◆ Activity ◆
All of the records that follow need to be copied word for word, without the pictures.

[Stored data entries]
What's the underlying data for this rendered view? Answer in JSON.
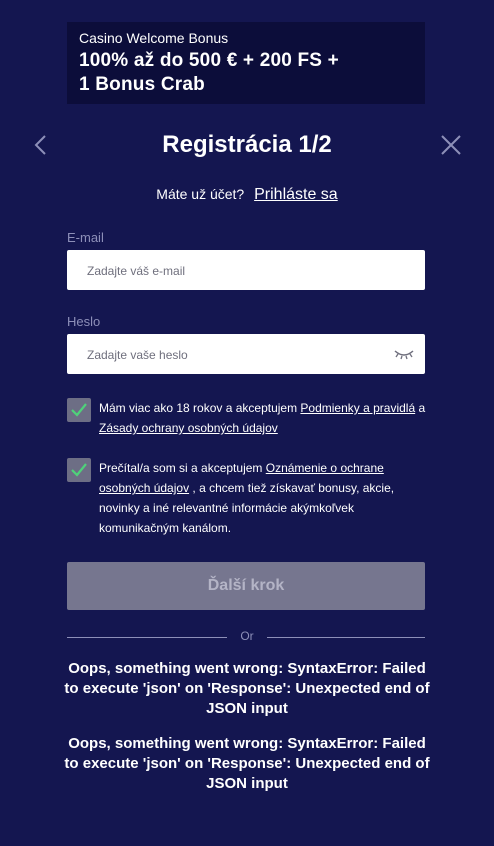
{
  "bonus": {
    "subtitle": "Casino Welcome Bonus",
    "title_line1": "100% až do 500 € + 200 FS +",
    "title_line2": "1 Bonus Crab"
  },
  "header": {
    "title": "Registrácia 1/2",
    "back_icon": "chevron-left-icon",
    "close_icon": "close-icon"
  },
  "account": {
    "prompt": "Máte už účet?",
    "login_link": "Prihláste sa"
  },
  "form": {
    "email_label": "E-mail",
    "email_placeholder": "Zadajte váš e-mail",
    "email_value": "",
    "password_label": "Heslo",
    "password_placeholder": "Zadajte vaše heslo",
    "password_value": "",
    "eye_icon": "eye-closed-icon"
  },
  "consents": [
    {
      "checked": true,
      "text_before": "Mám viac ako 18 rokov a akceptujem ",
      "link1": "Podmienky a pravidlá",
      "text_middle": " a ",
      "link2": "Zásady ochrany osobných údajov",
      "text_after": ""
    },
    {
      "checked": true,
      "text_before": "Prečítal/a som si a akceptujem ",
      "link1": "Oznámenie o ochrane osobných údajov",
      "text_after": " , a chcem tiež získavať bonusy, akcie, novinky a iné relevantné informácie akýmkoľvek komunikačným kanálom."
    }
  ],
  "next_button": "Ďalší krok",
  "divider_text": "Or",
  "errors": [
    "Oops, something went wrong: SyntaxError: Failed to execute 'json' on 'Response': Unexpected end of JSON input",
    "Oops, something went wrong: SyntaxError: Failed to execute 'json' on 'Response': Unexpected end of JSON input"
  ],
  "colors": {
    "background": "#141650",
    "bonus_banner": "#0c0d3a",
    "checkbox": "#6d6e85",
    "checkmark": "#4fd17a",
    "button_disabled": "#76768f"
  }
}
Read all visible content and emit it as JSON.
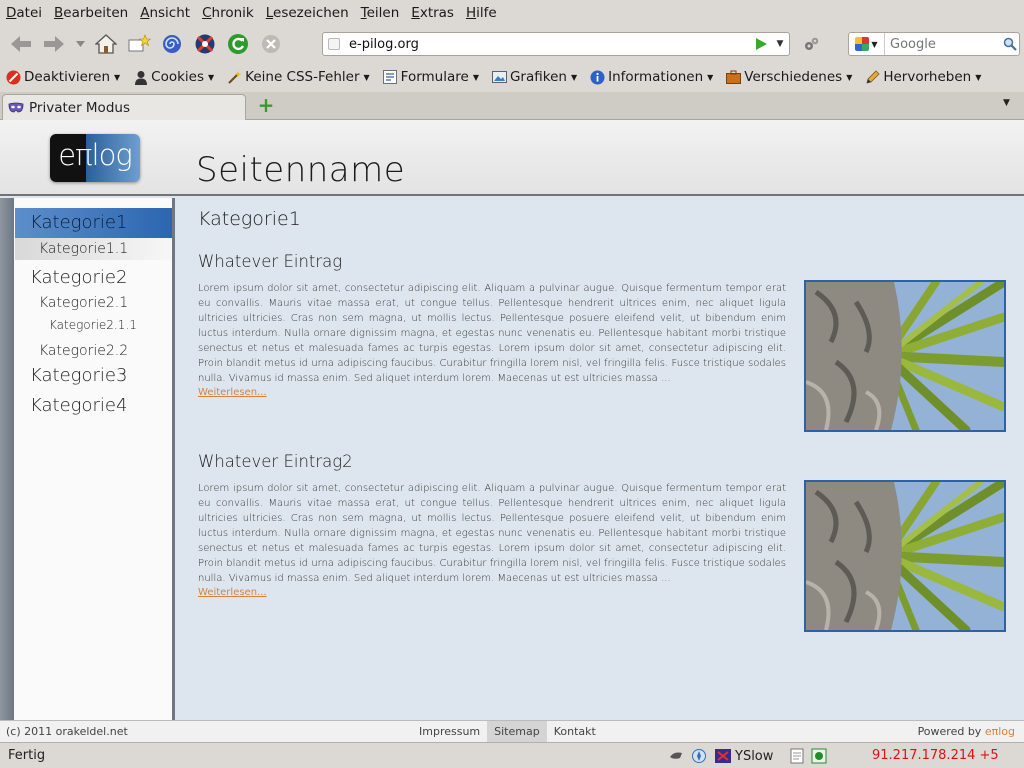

◆ Your response ◆
What's the underlying data for this rendered view? Answer in JSON.
{
  "bonus": {
    "subtitle": "Casino Welcome Bonus",
    "title_line1": "100% až do 500 € + 200 FS +",
    "title_line2": "1 Bonus Crab"
  },
  "header": {
    "title": "Registrácia 1/2",
    "back_icon": "chevron-left-icon",
    "close_icon": "close-icon"
  },
  "account": {
    "prompt": "Máte už účet?",
    "login_link": "Prihláste sa"
  },
  "form": {
    "email_label": "E-mail",
    "email_placeholder": "Zadajte váš e-mail",
    "email_value": "",
    "password_label": "Heslo",
    "password_placeholder": "Zadajte vaše heslo",
    "password_value": "",
    "eye_icon": "eye-closed-icon"
  },
  "consents": [
    {
      "checked": true,
      "text_before": "Mám viac ako 18 rokov a akceptujem ",
      "link1": "Podmienky a pravidlá",
      "text_middle": " a ",
      "link2": "Zásady ochrany osobných údajov",
      "text_after": ""
    },
    {
      "checked": true,
      "text_before": "Prečítal/a som si a akceptujem ",
      "link1": "Oznámenie o ochrane osobných údajov",
      "text_after": " , a chcem tiež získavať bonusy, akcie, novinky a iné relevantné informácie akýmkoľvek komunikačným kanálom."
    }
  ],
  "next_button": "Ďalší krok",
  "divider_text": "Or",
  "errors": [
    "Oops, something went wrong: SyntaxError: Failed to execute 'json' on 'Response': Unexpected end of JSON input",
    "Oops, something went wrong: SyntaxError: Failed to execute 'json' on 'Response': Unexpected end of JSON input"
  ],
  "colors": {
    "background": "#141650",
    "bonus_banner": "#0c0d3a",
    "checkbox": "#6d6e85",
    "checkmark": "#4fd17a",
    "button_disabled": "#76768f"
  }
}
Read all visible content and emit it as JSON.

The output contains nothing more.